15. In the decision in Angathal (Deceased) & Another Vs. Poomalai Gounder & Others, (supra) this court, relying upon the decision rendered by the three Judges Bench of the Honble Supreme Court in Kale vs Deputy Director of Consolidation AIR 1976 SC 807, has held that family arrangement reduced into writing and signed by both parties does not require any registration when the factum of the family arrangement is established.
16. In Kale vs Deputy Director of Consolidation (supra), the Hon'ble Supreme Court in paragraph No.38 has held that assuming that the family arrangement was compulsorily registrable, it would operate as an estoppel by preventing the parties after having taken advantage under the said arrangement. The relevant portion of the said Judgment is extracted hereunder.
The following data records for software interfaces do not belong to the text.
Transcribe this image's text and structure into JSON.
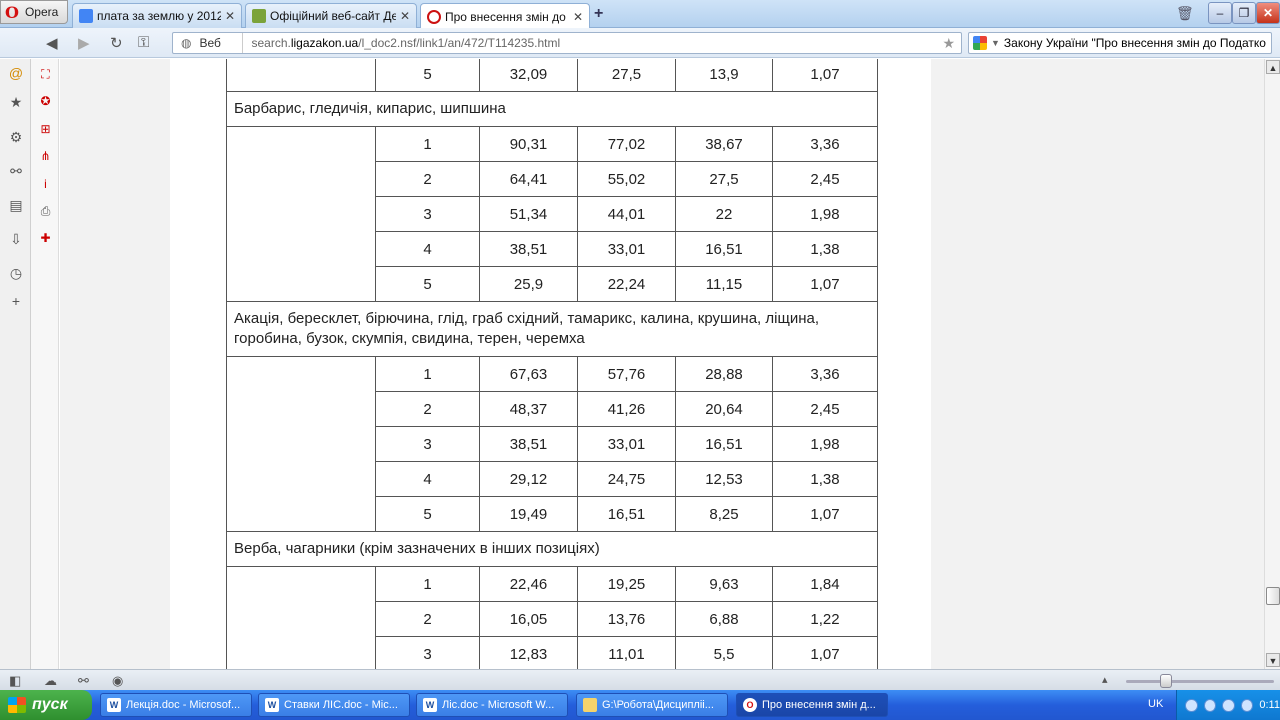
{
  "browser": {
    "menu_label": "Opera",
    "tabs": [
      {
        "title": "плата за землю у 2012 ...",
        "active": false,
        "color": "#4285f4"
      },
      {
        "title": "Офіційний веб-сайт Де...",
        "active": false,
        "color": "#7ba33a"
      },
      {
        "title": "Про внесення змін до П...",
        "active": true,
        "color": "#cc1111"
      }
    ],
    "address": {
      "scheme_label": "Веб",
      "prefix": "search.",
      "domain": "ligazakon.ua",
      "path": "/l_doc2.nsf/link1/an/472/T114235.html"
    },
    "search_text": "Закону України \"Про внесення змін до Податко"
  },
  "table": {
    "top_rows": [
      {
        "num": "5",
        "v1": "32,09",
        "v2": "27,5",
        "v3": "13,9",
        "v4": "1,07"
      }
    ],
    "groups": [
      {
        "heading": "Барбарис, гледичія, кипарис, шипшина",
        "rows": [
          {
            "num": "1",
            "v1": "90,31",
            "v2": "77,02",
            "v3": "38,67",
            "v4": "3,36"
          },
          {
            "num": "2",
            "v1": "64,41",
            "v2": "55,02",
            "v3": "27,5",
            "v4": "2,45"
          },
          {
            "num": "3",
            "v1": "51,34",
            "v2": "44,01",
            "v3": "22",
            "v4": "1,98"
          },
          {
            "num": "4",
            "v1": "38,51",
            "v2": "33,01",
            "v3": "16,51",
            "v4": "1,38"
          },
          {
            "num": "5",
            "v1": "25,9",
            "v2": "22,24",
            "v3": "11,15",
            "v4": "1,07"
          }
        ]
      },
      {
        "heading": "Акація, бересклет, бірючина, глід, граб східний, тамарикс, калина, крушина, ліщина, горобина, бузок, скумпія, свидина, терен, черемха",
        "rows": [
          {
            "num": "1",
            "v1": "67,63",
            "v2": "57,76",
            "v3": "28,88",
            "v4": "3,36"
          },
          {
            "num": "2",
            "v1": "48,37",
            "v2": "41,26",
            "v3": "20,64",
            "v4": "2,45"
          },
          {
            "num": "3",
            "v1": "38,51",
            "v2": "33,01",
            "v3": "16,51",
            "v4": "1,98"
          },
          {
            "num": "4",
            "v1": "29,12",
            "v2": "24,75",
            "v3": "12,53",
            "v4": "1,38"
          },
          {
            "num": "5",
            "v1": "19,49",
            "v2": "16,51",
            "v3": "8,25",
            "v4": "1,07"
          }
        ]
      },
      {
        "heading": "Верба, чагарники (крім зазначених в інших позиціях)",
        "rows": [
          {
            "num": "1",
            "v1": "22,46",
            "v2": "19,25",
            "v3": "9,63",
            "v4": "1,84"
          },
          {
            "num": "2",
            "v1": "16,05",
            "v2": "13,76",
            "v3": "6,88",
            "v4": "1,22"
          },
          {
            "num": "3",
            "v1": "12,83",
            "v2": "11,01",
            "v3": "5,5",
            "v4": "1,07"
          }
        ]
      }
    ]
  },
  "taskbar": {
    "start_label": "пуск",
    "tasks": [
      {
        "label": "Лекція.doc - Microsof...",
        "icon": "word-icon",
        "active": false
      },
      {
        "label": "Ставки ЛІС.doc - Mic...",
        "icon": "word-icon",
        "active": false
      },
      {
        "label": "Ліс.doc - Microsoft W...",
        "icon": "word-icon",
        "active": false
      },
      {
        "label": "G:\\Робота\\Дисципліі...",
        "icon": "folder-icon",
        "active": false
      },
      {
        "label": "Про внесення змін д...",
        "icon": "opera-icon",
        "active": true
      }
    ],
    "lang": "UK",
    "clock": "0:11"
  }
}
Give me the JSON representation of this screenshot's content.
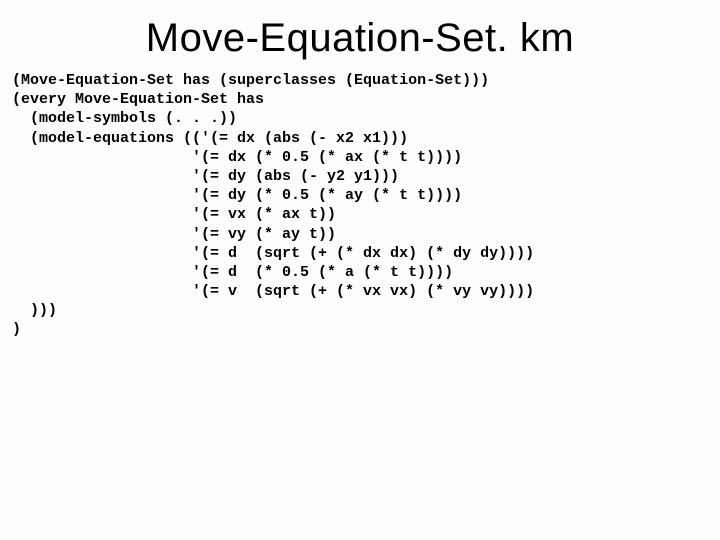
{
  "title": "Move-Equation-Set. km",
  "code": {
    "l01": "(Move-Equation-Set has (superclasses (Equation-Set)))",
    "l02": "(every Move-Equation-Set has",
    "l03": "  (model-symbols (. . .))",
    "l04": "  (model-equations (('(= dx (abs (- x2 x1)))",
    "l05": "                    '(= dx (* 0.5 (* ax (* t t))))",
    "l06": "                    '(= dy (abs (- y2 y1)))",
    "l07": "                    '(= dy (* 0.5 (* ay (* t t))))",
    "l08": "                    '(= vx (* ax t))",
    "l09": "                    '(= vy (* ay t))",
    "l10": "                    '(= d  (sqrt (+ (* dx dx) (* dy dy))))",
    "l11": "                    '(= d  (* 0.5 (* a (* t t))))",
    "l12": "                    '(= v  (sqrt (+ (* vx vx) (* vy vy))))",
    "l13": "  )))",
    "l14": ")"
  }
}
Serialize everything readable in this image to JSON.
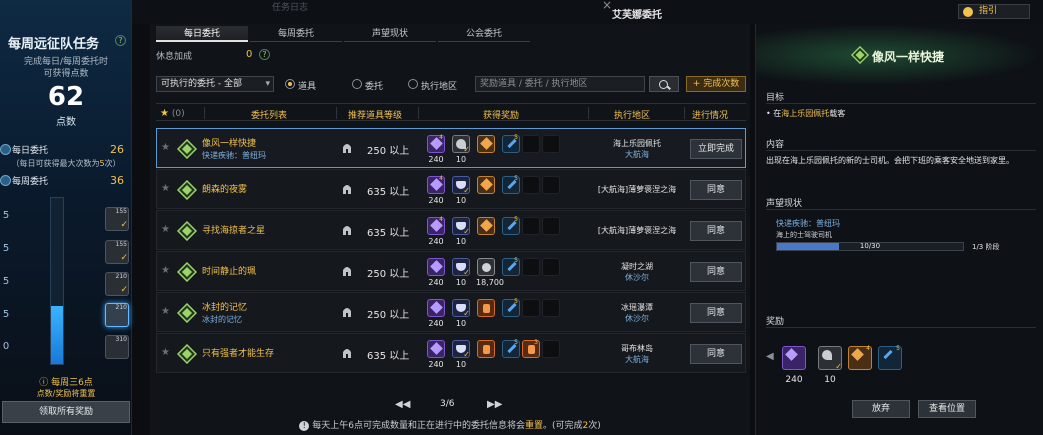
{
  "left": {
    "title": "每周远征队任务",
    "help": "?",
    "sub1": "完成每日/每周委托时",
    "sub2": "可获得点数",
    "points": "62",
    "points_unit": "点数",
    "daily_label": "每日委托",
    "daily_value": "26",
    "daily_note_pre": "（每日可获得最大次数为",
    "daily_note_num": "5",
    "daily_note_post": "次）",
    "weekly_label": "每周委托",
    "weekly_value": "36",
    "progress_fraction": 0.35,
    "tiers": [
      "5",
      "5",
      "5",
      "5",
      "0"
    ],
    "tier_levels": [
      "155",
      "155",
      "210",
      "210",
      "310"
    ],
    "warn": "每周三6点",
    "warn2": "点数/奖励将重置",
    "claim": "领取所有奖励"
  },
  "topbar": {
    "window_title": "艾芙娜委托",
    "ghost_title": "任务日志",
    "close": "×",
    "guide": "指引"
  },
  "tabs": [
    "每日委托",
    "每周委托",
    "声望现状",
    "公会委托"
  ],
  "rest": {
    "label": "休息加成",
    "value": "0",
    "help": "?"
  },
  "filter": {
    "selected": "可执行的委托 - 全部",
    "arrow": "▾"
  },
  "radios": [
    {
      "label": "道具",
      "on": true
    },
    {
      "label": "委托",
      "on": false
    },
    {
      "label": "执行地区",
      "on": false
    }
  ],
  "search": {
    "placeholder": "奖励道具 / 委托 / 执行地区"
  },
  "done_button": "+ 完成次数",
  "table": {
    "fav_count": "(0)",
    "headers": [
      "委托列表",
      "推荐道具等级",
      "获得奖励",
      "执行地区",
      "进行情况"
    ],
    "rows": [
      {
        "name": "像风一样快捷",
        "sub": "快递疾驰：普纽玛",
        "level": "250 以上",
        "rewards": [
          "purple",
          "gray",
          "gold",
          "blue",
          "dark",
          "dark"
        ],
        "counts": [
          "4",
          "",
          "",
          "5"
        ],
        "qty": [
          "240",
          "10"
        ],
        "loc": "海上乐园佩托",
        "loc2": "大航海",
        "action": "立即完成",
        "selected": true
      },
      {
        "name": "朗森的夜雾",
        "sub": "",
        "level": "635 以上",
        "rewards": [
          "purple",
          "gem",
          "gold",
          "blue",
          "dark",
          "dark"
        ],
        "counts": [
          "4",
          "",
          "",
          "5"
        ],
        "qty": [
          "240",
          "10"
        ],
        "loc": "[大航海]薄萝褒涅之海",
        "loc2": "",
        "action": "同意",
        "selected": false
      },
      {
        "name": "寻找海掠者之星",
        "sub": "",
        "level": "635 以上",
        "rewards": [
          "purple",
          "gem",
          "gold",
          "blue",
          "dark",
          "dark"
        ],
        "counts": [
          "4",
          "",
          "",
          "5"
        ],
        "qty": [
          "240",
          "10"
        ],
        "loc": "[大航海]薄萝褒涅之海",
        "loc2": "",
        "action": "同意",
        "selected": false
      },
      {
        "name": "时间静止的珮",
        "sub": "",
        "level": "250 以上",
        "rewards": [
          "purple",
          "gem",
          "silver",
          "blue",
          "dark",
          "dark"
        ],
        "counts": [
          "",
          "",
          "",
          "5"
        ],
        "qty": [
          "240",
          "10",
          "18,700"
        ],
        "loc": "凝时之湖",
        "loc2": "休沙尔",
        "action": "同意",
        "selected": false
      },
      {
        "name": "冰封的记忆",
        "sub": "冰封的记忆",
        "level": "250 以上",
        "rewards": [
          "purple",
          "gem",
          "orange",
          "blue",
          "dark",
          "dark"
        ],
        "counts": [
          "",
          "",
          "",
          "5"
        ],
        "qty": [
          "240",
          "10"
        ],
        "loc": "冰瑶瀑潭",
        "loc2": "休沙尔",
        "action": "同意",
        "selected": false
      },
      {
        "name": "只有强者才能生存",
        "sub": "",
        "level": "635 以上",
        "rewards": [
          "purple",
          "gem",
          "orange",
          "blue",
          "orange",
          "dark"
        ],
        "counts": [
          "",
          "",
          "",
          "5",
          "3"
        ],
        "qty": [
          "240",
          "10"
        ],
        "loc": "哥布林岛",
        "loc2": "大航海",
        "action": "同意",
        "selected": false
      }
    ]
  },
  "pager": {
    "first": "◀◀",
    "prev": "◀",
    "page": "3/6",
    "next": "▶",
    "last": "▶▶"
  },
  "footer": {
    "pre": "每天上午6点可完成数量和正在进行中的委托信息将会",
    "hl": "重置",
    "post": "。(可完成",
    "num": "2",
    "end": "次)"
  },
  "right": {
    "title": "像风一样快捷",
    "goal_label": "目标",
    "goal_pre": "• 在",
    "goal_hl": "海上乐园佩托",
    "goal_post": "载客",
    "content_label": "内容",
    "content_text": "出现在海上乐园佩托的新的士司机。会把下班的乘客安全地送到家里。",
    "rep_label": "声望现状",
    "rep_name": "快递疾驰：普纽玛",
    "rep_sub": "海上的士驾驶司机",
    "rep_progress": "10/30",
    "rep_fraction": 0.3333,
    "rep_stage": "1/3 阶段",
    "reward_label": "奖励",
    "reward_counts": [
      "4",
      "5"
    ],
    "reward_qty": [
      "240",
      "10"
    ],
    "btn_abandon": "放弃",
    "btn_locate": "查看位置"
  }
}
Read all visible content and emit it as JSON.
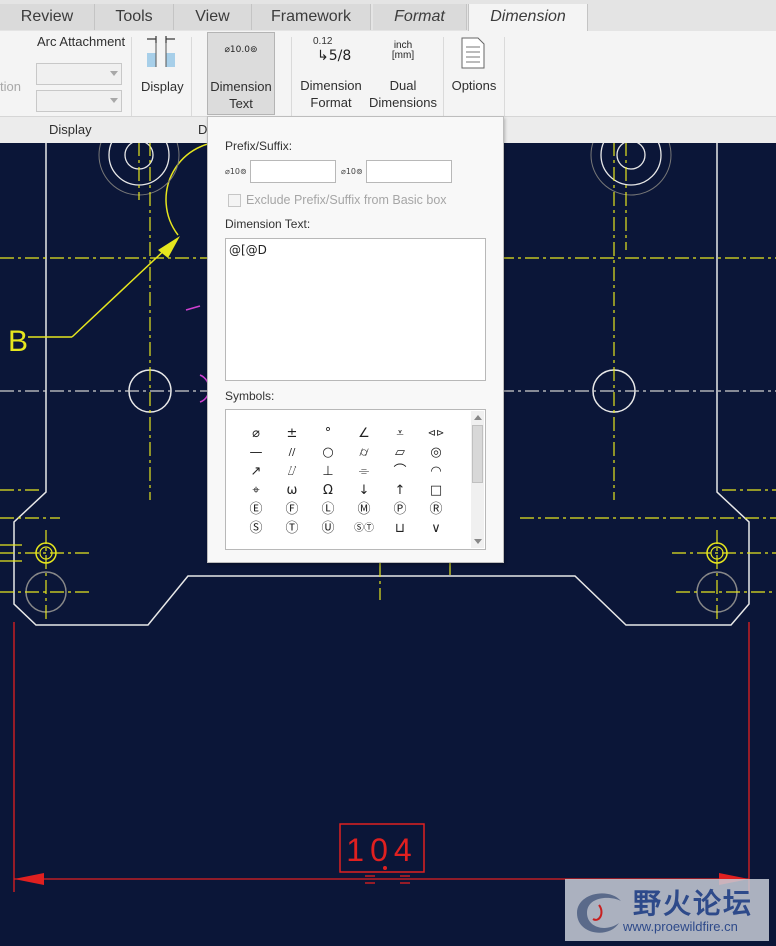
{
  "tabs": [
    {
      "label": "Review"
    },
    {
      "label": "Tools"
    },
    {
      "label": "View"
    },
    {
      "label": "Framework"
    },
    {
      "label": "Format"
    },
    {
      "label": "Dimension"
    }
  ],
  "ribbon": {
    "clipped_label": "tion",
    "arc_attachment_label": "Arc Attachment",
    "display_button_label": "Display",
    "dimension_text_button": {
      "line1": "Dimension",
      "line2": "Text",
      "icon_text": "⌀10.0⊚"
    },
    "dimension_format_button": {
      "line1": "Dimension",
      "line2": "Format",
      "icon_top": "0.12",
      "icon_bottom": "5/8"
    },
    "dual_dimensions_button": {
      "line1": "Dual",
      "line2": "Dimensions",
      "icon_top": "inch",
      "icon_bottom": "[mm]"
    },
    "options_button": {
      "label": "Options"
    },
    "group_display_label": "Display",
    "group_d_label": "D"
  },
  "popup": {
    "prefix_suffix_label": "Prefix/Suffix:",
    "prefix_icon": "⌀10⊚",
    "suffix_icon": "⌀10⊚",
    "prefix_value": "",
    "suffix_value": "",
    "exclude_label": "Exclude Prefix/Suffix from Basic box",
    "dimension_text_label": "Dimension Text:",
    "dimension_text_value": "@[@D",
    "symbols_label": "Symbols:",
    "symbols": [
      [
        "⌀",
        "±",
        "°",
        "∠",
        "⩡",
        "⊲⊳"
      ],
      [
        "—",
        "//",
        "○",
        "⌭",
        "▱",
        "◎"
      ],
      [
        "↗",
        "⌰",
        "⊥",
        "⌯",
        "⌒",
        "◠"
      ],
      [
        "⌖",
        "ω",
        "Ω",
        "↓",
        "↑",
        "□"
      ],
      [
        "Ⓔ",
        "Ⓕ",
        "Ⓛ",
        "Ⓜ",
        "Ⓟ",
        "Ⓡ"
      ],
      [
        "Ⓢ",
        "Ⓣ",
        "Ⓤ",
        "ⓈⓉ",
        "⊔",
        "∨"
      ]
    ]
  },
  "drawing": {
    "datum_label": "B",
    "dimension_value": "104"
  },
  "watermark": {
    "title": "野火论坛",
    "url": "www.proewildfire.cn"
  },
  "colors": {
    "background": "#0b1638",
    "geometry": "#e8e8e8",
    "centerline": "#e6e61e",
    "dimension": "#e02020",
    "accent_magenta": "#d040d0"
  }
}
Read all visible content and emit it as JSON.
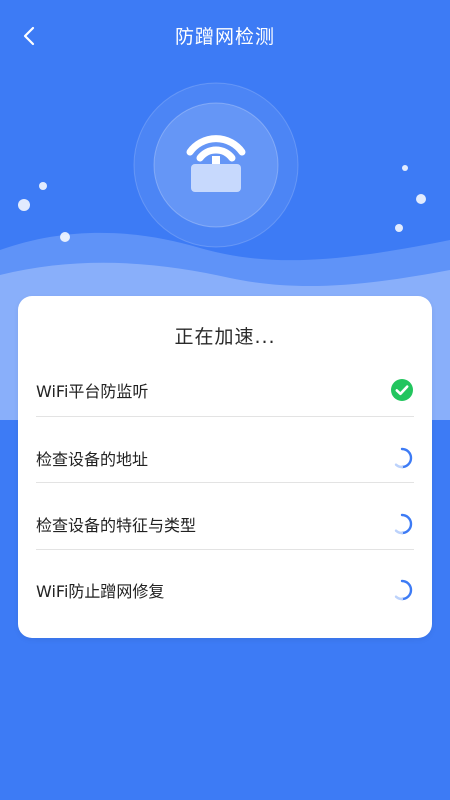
{
  "header": {
    "title": "防蹭网检测",
    "back_icon": "chevron-left-icon"
  },
  "hero": {
    "icon": "wifi-router-icon"
  },
  "card": {
    "title": "正在加速...",
    "items": [
      {
        "label": "WiFi平台防监听",
        "status": "done",
        "status_icon": "check-circle-icon"
      },
      {
        "label": "检查设备的地址",
        "status": "loading",
        "status_icon": "spinner-icon"
      },
      {
        "label": "检查设备的特征与类型",
        "status": "loading",
        "status_icon": "spinner-icon"
      },
      {
        "label": "WiFi防止蹭网修复",
        "status": "loading",
        "status_icon": "spinner-icon"
      }
    ]
  },
  "colors": {
    "background": "#3d7bf5",
    "check": "#22c55e",
    "spinner": "#3d7bf5"
  }
}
'..........Assuming, however, that the said document was compulsorily registrable, the Courts have generally held that a family arrangement being binding on the parties to it would operate as an estoppel by preventing the parties after having taken advantage under the arrangement to resile from the same or try to revoke it. This principle has been established by several decisions of this Court as also of the Privy Council.'
17. In this case, in the reply notice and also in the written statement, the appellant/defendant has categorically admitted that a Panchayat was conducted. Further, she has not denied the fact that in the said panchayat, she was allotted 36 kuzhis of land. In her evidence, she has categorically admitted that in the said Panchayat, a property was allotted to her. So, it is clear that the appellant/defendant has taken advantage under the said Panchayat muchalika/family arrangement. Therefore, in view of the aforesaid decision of the Hon'ble Supreme Court, the said Panchayat Muchalika/family arrangement would operate as an estoppel against the appellant/defendant. She cannot question the said family arrangement. This court is of the view that the first appellate court has rightly rejected the contention of the appellant/defendant that Ex.A1 is not admissible in evidence. Since only past transaction was recorded under Ex.A1, the same is admissible in evidence eventhough it is an unregistered document. Further, as already pointed out that in the said family arrangement, some properties were allotted to the defendant. So, the defendant is estopped from denying the said family arrangement. Therefore, the second appeal is liable to be dismissed. Accordingly, the substantial questions of law are answered against the appellant/defendant.
18. In the result, the second appeal is dismissed. No costs.